*Exercise brief*
Review the listing and copy each line that holds the word "Yayın".

*Material provided*
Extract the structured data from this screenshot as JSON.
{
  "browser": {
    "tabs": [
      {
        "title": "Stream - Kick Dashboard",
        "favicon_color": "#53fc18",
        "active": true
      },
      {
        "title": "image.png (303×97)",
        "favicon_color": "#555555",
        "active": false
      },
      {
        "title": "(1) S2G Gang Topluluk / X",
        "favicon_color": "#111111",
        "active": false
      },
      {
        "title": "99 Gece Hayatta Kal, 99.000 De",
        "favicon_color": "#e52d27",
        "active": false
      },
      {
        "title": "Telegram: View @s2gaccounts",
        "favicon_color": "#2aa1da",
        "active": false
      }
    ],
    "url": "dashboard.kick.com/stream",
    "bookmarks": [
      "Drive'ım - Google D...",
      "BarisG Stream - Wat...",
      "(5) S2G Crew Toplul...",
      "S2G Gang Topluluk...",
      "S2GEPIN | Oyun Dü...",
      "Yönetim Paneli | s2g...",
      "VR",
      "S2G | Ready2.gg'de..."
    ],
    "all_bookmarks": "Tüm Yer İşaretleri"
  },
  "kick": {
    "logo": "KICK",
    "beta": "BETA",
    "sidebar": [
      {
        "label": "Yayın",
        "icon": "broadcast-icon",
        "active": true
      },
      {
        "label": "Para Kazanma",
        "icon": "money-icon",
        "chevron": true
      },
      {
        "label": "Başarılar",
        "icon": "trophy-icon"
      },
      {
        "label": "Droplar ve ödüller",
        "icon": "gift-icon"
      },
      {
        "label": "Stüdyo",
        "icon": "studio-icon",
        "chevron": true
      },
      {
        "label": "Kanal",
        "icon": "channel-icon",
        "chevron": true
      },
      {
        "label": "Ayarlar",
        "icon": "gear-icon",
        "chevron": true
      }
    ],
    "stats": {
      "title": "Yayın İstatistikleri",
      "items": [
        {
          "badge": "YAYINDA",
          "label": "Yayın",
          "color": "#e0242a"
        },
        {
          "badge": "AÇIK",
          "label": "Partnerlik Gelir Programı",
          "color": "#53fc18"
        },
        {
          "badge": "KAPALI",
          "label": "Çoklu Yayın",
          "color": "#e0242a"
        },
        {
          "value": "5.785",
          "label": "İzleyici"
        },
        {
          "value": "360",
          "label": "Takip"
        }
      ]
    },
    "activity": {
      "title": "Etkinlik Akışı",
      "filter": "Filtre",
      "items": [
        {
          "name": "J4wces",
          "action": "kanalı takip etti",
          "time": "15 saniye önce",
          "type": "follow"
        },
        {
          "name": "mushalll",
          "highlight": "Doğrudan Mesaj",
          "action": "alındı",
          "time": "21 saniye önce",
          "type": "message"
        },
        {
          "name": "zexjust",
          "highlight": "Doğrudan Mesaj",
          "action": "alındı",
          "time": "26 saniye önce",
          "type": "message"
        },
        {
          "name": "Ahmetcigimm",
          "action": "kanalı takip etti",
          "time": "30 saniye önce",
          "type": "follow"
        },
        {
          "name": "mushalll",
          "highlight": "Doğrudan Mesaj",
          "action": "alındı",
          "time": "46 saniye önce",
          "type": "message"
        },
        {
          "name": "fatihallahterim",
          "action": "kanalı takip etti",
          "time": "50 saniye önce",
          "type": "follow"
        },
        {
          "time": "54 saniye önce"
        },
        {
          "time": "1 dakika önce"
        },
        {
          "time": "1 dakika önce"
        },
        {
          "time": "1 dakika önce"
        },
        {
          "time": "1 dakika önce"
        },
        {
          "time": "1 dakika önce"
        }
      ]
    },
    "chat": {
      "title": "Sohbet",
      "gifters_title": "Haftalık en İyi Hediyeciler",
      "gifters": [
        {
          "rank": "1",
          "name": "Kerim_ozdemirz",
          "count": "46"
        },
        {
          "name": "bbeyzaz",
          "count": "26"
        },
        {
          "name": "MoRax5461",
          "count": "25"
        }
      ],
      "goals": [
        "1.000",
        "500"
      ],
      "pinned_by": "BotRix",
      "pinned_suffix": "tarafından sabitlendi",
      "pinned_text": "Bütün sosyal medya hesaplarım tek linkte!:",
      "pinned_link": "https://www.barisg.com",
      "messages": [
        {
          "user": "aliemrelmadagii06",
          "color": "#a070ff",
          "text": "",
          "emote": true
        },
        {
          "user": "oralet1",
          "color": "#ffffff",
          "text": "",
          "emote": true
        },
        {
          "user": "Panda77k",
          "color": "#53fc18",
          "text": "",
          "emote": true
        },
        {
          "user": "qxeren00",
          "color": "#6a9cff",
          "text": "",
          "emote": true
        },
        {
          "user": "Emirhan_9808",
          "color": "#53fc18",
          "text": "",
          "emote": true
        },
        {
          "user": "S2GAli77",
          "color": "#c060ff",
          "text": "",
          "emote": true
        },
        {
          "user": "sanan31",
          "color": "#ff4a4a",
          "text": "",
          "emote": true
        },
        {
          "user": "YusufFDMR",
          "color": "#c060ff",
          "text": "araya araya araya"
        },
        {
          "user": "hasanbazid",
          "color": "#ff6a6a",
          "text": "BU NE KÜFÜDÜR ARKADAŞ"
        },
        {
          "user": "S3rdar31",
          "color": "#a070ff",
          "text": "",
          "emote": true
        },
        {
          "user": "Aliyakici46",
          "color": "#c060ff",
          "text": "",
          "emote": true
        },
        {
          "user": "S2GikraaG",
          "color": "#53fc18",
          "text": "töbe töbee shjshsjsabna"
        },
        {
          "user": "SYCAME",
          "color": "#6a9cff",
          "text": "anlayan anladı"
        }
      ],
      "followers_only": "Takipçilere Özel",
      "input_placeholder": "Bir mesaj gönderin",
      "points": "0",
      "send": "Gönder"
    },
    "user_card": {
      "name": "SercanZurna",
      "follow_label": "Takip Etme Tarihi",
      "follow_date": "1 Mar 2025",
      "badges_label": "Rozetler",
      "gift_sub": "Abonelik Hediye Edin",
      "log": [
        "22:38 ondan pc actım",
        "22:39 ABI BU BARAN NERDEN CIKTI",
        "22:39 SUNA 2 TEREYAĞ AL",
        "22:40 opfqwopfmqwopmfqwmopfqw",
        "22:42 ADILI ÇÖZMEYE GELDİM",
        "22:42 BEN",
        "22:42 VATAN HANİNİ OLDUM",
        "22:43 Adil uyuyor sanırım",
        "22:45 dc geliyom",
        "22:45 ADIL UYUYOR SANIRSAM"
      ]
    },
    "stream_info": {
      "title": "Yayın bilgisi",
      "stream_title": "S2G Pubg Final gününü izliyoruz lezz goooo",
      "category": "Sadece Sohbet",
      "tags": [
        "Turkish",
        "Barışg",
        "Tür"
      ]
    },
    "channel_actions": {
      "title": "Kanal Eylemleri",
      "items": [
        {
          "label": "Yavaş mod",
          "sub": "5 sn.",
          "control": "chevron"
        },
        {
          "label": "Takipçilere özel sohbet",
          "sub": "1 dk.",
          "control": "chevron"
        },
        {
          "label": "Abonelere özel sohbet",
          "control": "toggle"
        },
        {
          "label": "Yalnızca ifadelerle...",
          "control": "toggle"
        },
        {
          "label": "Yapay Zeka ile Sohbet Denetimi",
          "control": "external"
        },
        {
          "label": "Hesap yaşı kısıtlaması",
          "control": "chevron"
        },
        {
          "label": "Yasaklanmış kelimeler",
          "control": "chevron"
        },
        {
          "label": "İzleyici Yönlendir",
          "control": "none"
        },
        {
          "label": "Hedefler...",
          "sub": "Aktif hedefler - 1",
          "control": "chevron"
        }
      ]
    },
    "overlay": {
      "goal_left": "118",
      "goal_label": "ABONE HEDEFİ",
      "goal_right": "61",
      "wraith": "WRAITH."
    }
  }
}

*Completed task*
        "label": "Yayın",
      "title": "Yayın İstatistikleri",
          "label": "Yayın",
          "label": "Çoklu Yayın",
      "title": "Yayın bilgisi",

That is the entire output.